A surge in orders for military aircraft sent new orders placed with U.S. factories for durable goods unexpectedly higher in June, data from the Commerce Department showed Wednesday.
Orders for durable goods rose 1.9 percent in June after rising 0.8 percent a month earlier. Economists had forecast a 0.4 percent decline as surveys of purchasing managers and regional Federal Reserve banks indicated contracting demand for U.S. manufactured goods.
The gain was led by a big jump in purchases of defense aircraft. Orders rose 80.6 percent to $9.76 billion in June after rising 9.8 percent in May and 2.4 percent in April. Year to date, orders for defense aircraft are up 12 percent to $32.9 billion.
The monthly figure is the second highest level of orders for defense orders ever, behind the month that followed the 9/11 attacks.
The figures are not adjusted for inflation. In June, the Producer Price Index for goods rose 2.4 percent and is up 17.4 percent compared with 12 months earlier. Excluding food and energy, goods prices were up 0.5 percent in June and 9.1 percent over the year. The index of prices received by U.S. manufacturers of defense goods rose 0.7 percent and was up 15.2 percent for the year.
Excluding defense, orders rose 0.4 percent and yeart-to-date are 11.4 percent above last year’s level.
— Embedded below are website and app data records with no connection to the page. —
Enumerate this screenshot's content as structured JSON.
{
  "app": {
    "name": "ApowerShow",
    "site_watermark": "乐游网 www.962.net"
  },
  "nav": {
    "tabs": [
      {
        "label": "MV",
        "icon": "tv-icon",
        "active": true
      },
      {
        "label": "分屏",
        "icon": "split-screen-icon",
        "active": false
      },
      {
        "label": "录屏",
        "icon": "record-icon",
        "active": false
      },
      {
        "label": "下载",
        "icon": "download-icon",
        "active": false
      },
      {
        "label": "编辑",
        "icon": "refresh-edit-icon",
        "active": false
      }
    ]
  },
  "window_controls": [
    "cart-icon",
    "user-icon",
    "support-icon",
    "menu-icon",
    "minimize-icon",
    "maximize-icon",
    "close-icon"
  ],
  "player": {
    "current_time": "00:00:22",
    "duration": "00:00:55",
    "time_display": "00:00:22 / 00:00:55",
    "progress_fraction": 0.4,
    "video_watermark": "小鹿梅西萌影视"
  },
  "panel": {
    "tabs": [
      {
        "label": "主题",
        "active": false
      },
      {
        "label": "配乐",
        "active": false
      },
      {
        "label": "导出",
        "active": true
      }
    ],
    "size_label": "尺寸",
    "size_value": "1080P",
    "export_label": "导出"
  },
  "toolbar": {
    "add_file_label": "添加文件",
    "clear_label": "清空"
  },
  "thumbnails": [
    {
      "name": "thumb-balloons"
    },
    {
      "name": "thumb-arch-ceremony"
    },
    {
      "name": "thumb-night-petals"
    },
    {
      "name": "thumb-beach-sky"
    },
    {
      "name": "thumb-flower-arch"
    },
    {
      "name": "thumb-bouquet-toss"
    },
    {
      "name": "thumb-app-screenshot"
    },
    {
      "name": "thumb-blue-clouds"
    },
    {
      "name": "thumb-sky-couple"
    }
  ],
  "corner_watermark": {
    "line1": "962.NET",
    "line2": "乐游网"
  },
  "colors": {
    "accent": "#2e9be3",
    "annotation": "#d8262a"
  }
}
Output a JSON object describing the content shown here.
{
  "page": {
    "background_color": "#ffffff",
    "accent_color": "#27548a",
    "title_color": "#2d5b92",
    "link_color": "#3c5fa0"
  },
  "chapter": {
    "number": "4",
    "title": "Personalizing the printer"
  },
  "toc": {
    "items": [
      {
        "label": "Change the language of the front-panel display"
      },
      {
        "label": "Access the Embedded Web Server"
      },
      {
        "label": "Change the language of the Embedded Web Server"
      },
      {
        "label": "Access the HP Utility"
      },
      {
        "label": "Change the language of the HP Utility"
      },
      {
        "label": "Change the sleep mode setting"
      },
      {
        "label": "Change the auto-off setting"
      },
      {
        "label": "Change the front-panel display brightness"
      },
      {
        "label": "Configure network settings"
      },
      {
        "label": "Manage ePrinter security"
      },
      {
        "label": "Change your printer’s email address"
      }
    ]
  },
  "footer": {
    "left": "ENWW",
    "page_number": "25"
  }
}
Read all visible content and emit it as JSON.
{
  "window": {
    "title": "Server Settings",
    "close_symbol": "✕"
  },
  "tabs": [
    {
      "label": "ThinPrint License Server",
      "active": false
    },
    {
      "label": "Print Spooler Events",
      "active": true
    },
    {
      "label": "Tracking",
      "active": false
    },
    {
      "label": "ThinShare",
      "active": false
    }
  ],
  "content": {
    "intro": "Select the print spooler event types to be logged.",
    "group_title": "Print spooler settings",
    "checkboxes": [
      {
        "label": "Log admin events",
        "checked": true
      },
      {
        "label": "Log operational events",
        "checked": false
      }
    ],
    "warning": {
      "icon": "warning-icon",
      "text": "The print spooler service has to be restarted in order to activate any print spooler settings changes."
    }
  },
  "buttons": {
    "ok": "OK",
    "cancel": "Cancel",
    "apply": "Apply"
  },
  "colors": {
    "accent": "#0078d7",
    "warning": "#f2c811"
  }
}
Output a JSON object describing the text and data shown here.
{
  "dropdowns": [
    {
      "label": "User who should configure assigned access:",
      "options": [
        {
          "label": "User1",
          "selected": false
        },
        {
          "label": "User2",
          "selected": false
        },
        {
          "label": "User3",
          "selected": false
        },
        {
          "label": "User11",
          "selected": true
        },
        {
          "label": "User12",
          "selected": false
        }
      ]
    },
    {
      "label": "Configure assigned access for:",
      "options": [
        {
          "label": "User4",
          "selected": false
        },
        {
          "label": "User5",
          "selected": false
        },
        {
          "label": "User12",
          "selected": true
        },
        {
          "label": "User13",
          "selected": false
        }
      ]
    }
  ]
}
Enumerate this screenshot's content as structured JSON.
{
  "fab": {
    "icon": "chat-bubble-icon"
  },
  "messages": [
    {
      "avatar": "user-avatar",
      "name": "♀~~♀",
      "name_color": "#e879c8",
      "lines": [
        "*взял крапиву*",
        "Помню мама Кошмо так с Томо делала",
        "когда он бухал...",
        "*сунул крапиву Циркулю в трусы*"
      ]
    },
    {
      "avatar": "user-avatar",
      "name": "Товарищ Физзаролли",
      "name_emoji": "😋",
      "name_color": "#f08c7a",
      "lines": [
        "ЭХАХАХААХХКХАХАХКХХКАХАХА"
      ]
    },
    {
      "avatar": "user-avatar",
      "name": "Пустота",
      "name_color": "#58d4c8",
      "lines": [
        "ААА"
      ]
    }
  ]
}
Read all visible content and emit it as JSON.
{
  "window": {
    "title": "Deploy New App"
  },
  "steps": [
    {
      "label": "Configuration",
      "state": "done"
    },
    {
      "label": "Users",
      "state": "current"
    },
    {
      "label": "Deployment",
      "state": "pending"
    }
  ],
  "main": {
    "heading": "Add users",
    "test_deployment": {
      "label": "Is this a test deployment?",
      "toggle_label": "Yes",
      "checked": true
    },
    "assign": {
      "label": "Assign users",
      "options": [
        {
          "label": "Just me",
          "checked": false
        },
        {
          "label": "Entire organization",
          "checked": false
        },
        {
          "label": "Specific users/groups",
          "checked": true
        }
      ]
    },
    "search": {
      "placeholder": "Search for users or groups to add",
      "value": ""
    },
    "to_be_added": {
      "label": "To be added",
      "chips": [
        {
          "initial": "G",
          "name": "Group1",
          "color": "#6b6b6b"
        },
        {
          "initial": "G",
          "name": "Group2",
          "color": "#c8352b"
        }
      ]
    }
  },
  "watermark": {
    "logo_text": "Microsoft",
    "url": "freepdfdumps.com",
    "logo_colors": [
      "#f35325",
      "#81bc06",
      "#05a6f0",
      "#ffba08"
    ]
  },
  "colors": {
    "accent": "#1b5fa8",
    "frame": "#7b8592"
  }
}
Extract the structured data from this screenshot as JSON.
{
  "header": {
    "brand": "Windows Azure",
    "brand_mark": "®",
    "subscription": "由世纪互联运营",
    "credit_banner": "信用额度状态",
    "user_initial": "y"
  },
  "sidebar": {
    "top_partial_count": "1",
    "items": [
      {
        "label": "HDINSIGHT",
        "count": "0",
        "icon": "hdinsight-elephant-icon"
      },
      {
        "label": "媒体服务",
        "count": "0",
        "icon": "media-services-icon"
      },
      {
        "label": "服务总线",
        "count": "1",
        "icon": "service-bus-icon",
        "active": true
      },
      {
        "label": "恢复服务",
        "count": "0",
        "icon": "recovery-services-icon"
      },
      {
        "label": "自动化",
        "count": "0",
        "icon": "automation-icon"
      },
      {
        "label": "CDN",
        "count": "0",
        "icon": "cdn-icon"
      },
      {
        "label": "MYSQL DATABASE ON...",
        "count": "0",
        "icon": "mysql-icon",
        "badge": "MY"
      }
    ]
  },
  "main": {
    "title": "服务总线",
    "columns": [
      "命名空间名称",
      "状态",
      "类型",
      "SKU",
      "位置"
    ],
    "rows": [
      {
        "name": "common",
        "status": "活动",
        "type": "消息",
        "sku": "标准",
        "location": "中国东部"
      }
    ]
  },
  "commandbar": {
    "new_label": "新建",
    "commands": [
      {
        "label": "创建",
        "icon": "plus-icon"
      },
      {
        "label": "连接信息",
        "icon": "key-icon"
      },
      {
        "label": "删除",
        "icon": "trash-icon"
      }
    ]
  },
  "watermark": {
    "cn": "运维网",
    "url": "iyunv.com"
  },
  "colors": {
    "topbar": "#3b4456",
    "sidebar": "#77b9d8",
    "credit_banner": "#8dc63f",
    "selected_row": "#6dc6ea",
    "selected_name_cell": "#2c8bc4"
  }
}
While that exceeds what economists expected, it likely indicates a contraction in orders after adjusting for inflation. Prices of durable consumer goods prices rose 0.5 percent in June and are up 8.4 percent compared with a year ago.
Core capital goods orders, which strip out aircraft and defense spending, rose 0.5 percent for the month and are up 10.1 percent year to date. These are considered a proxy for business investment and have been up modestly for four consecutive months. Prices of capital equipment for the private sector, however, were up 0.7 percent in June and are up 9.3 percent for the year, suggesting that much or all of the gain is due to inflation.
Orders for cars, trucks, and parts rose 1.5 percent, more than double the 0.7 percent gain in the price of new vehicles tracked by the Consumer Price Index. So far this year, motor vehicle orders are up 12.1 percent, exceeding the 11.4 percent gain in the CPI’s index of new vehicles.
Excluding transportation, new orders were up 0.3 percent in June compared with May and 8.5 percent year-to-date. The monthly figure suggests a contraction after inflation adjustment and the year-to-date figure indicates zero growth.